- [Exercise requirements]:
Every record below is to be restated verbatim, though its images are not.

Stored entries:
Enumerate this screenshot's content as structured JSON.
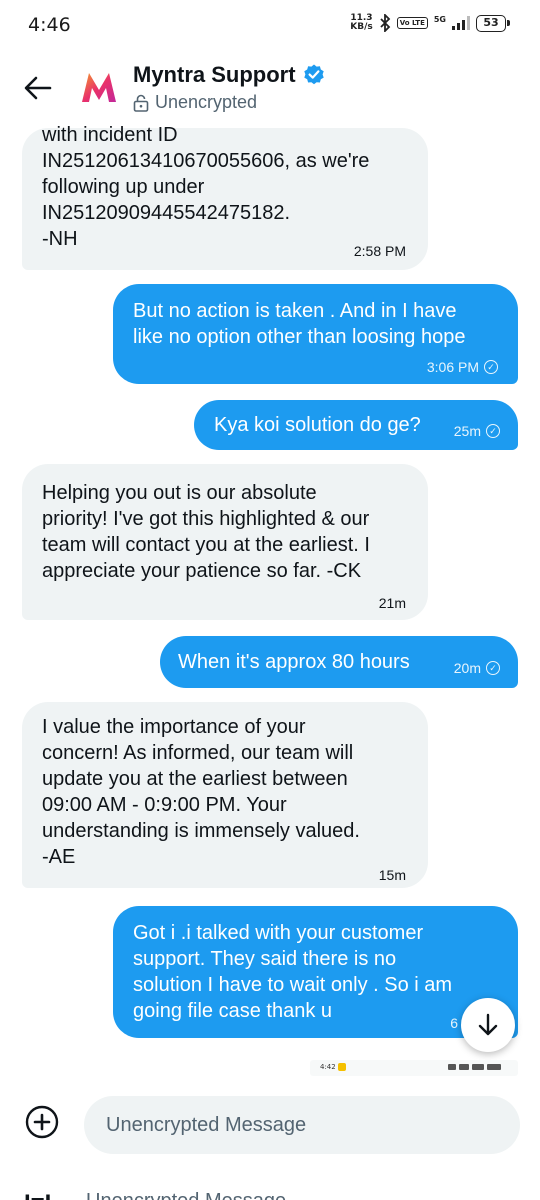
{
  "status_bar": {
    "time": "4:46",
    "speed_value": "11.3",
    "speed_unit": "KB/s",
    "volte": "Vo LTE",
    "network": "5G",
    "battery": "53"
  },
  "header": {
    "title": "Myntra Support",
    "subtitle": "Unencrypted",
    "verified": true,
    "brand_color": "#e9316a",
    "verified_color": "#1d9bf0"
  },
  "messages": [
    {
      "direction": "received",
      "text": "with incident ID\nIN25120613410670055606, as we're\nfollowing up under\nIN25120909445542475182.\n-NH",
      "time": "2:58 PM"
    },
    {
      "direction": "sent",
      "text": "But no action is taken . And  in I have\nlike no option other than loosing hope",
      "time": "3:06 PM"
    },
    {
      "direction": "sent",
      "text": "Kya koi solution do ge?",
      "time": "25m"
    },
    {
      "direction": "received",
      "text": "Helping you out is our absolute\npriority! I've got this highlighted & our\nteam will contact you at the earliest. I\nappreciate your patience so far. -CK",
      "time": "21m"
    },
    {
      "direction": "sent",
      "text": "When it's approx 80 hours",
      "time": "20m"
    },
    {
      "direction": "received",
      "text": "I value the importance of your\nconcern! As informed, our team will\nupdate you at the earliest  between\n09:00 AM - 0:9:00 PM. Your\nunderstanding is immensely valued.\n-AE",
      "time": "15m"
    },
    {
      "direction": "sent",
      "text": "Got i .i talked with your customer\nsupport. They said there is no\nsolution I have to wait only . So i  am\ngoing file case thank u",
      "time": "6"
    }
  ],
  "mini_strip": {
    "time": "4:42"
  },
  "composer": {
    "placeholder": "Unencrypted Message",
    "value": "",
    "cropped_placeholder": "Unencrypted Message"
  },
  "colors": {
    "sent_bubble": "#1d9bf0",
    "received_bubble": "#eff3f4",
    "accent": "#1d9bf0"
  },
  "icons": {
    "back": "arrow-left-icon",
    "lock": "lock-icon",
    "verified": "verified-badge-icon",
    "scroll_down": "arrow-down-icon",
    "add": "plus-circle-icon"
  }
}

- [Completed exercise]:
Enumerate this screenshot's content as structured JSON.
{
  "status_bar": {
    "time": "4:46",
    "speed_value": "11.3",
    "speed_unit": "KB/s",
    "volte": "Vo LTE",
    "network": "5G",
    "battery": "53"
  },
  "header": {
    "title": "Myntra Support",
    "subtitle": "Unencrypted",
    "verified": true,
    "brand_color": "#e9316a",
    "verified_color": "#1d9bf0"
  },
  "messages": [
    {
      "direction": "received",
      "text": "with incident ID\nIN25120613410670055606, as we're\nfollowing up under\nIN25120909445542475182.\n-NH",
      "time": "2:58 PM"
    },
    {
      "direction": "sent",
      "text": "But no action is taken . And  in I have\nlike no option other than loosing hope",
      "time": "3:06 PM"
    },
    {
      "direction": "sent",
      "text": "Kya koi solution do ge?",
      "time": "25m"
    },
    {
      "direction": "received",
      "text": "Helping you out is our absolute\npriority! I've got this highlighted & our\nteam will contact you at the earliest. I\nappreciate your patience so far. -CK",
      "time": "21m"
    },
    {
      "direction": "sent",
      "text": "When it's approx 80 hours",
      "time": "20m"
    },
    {
      "direction": "received",
      "text": "I value the importance of your\nconcern! As informed, our team will\nupdate you at the earliest  between\n09:00 AM - 0:9:00 PM. Your\nunderstanding is immensely valued.\n-AE",
      "time": "15m"
    },
    {
      "direction": "sent",
      "text": "Got i .i talked with your customer\nsupport. They said there is no\nsolution I have to wait only . So i  am\ngoing file case thank u",
      "time": "6"
    }
  ],
  "mini_strip": {
    "time": "4:42"
  },
  "composer": {
    "placeholder": "Unencrypted Message",
    "value": "",
    "cropped_placeholder": "Unencrypted Message"
  },
  "colors": {
    "sent_bubble": "#1d9bf0",
    "received_bubble": "#eff3f4",
    "accent": "#1d9bf0"
  },
  "icons": {
    "back": "arrow-left-icon",
    "lock": "lock-icon",
    "verified": "verified-badge-icon",
    "scroll_down": "arrow-down-icon",
    "add": "plus-circle-icon"
  }
}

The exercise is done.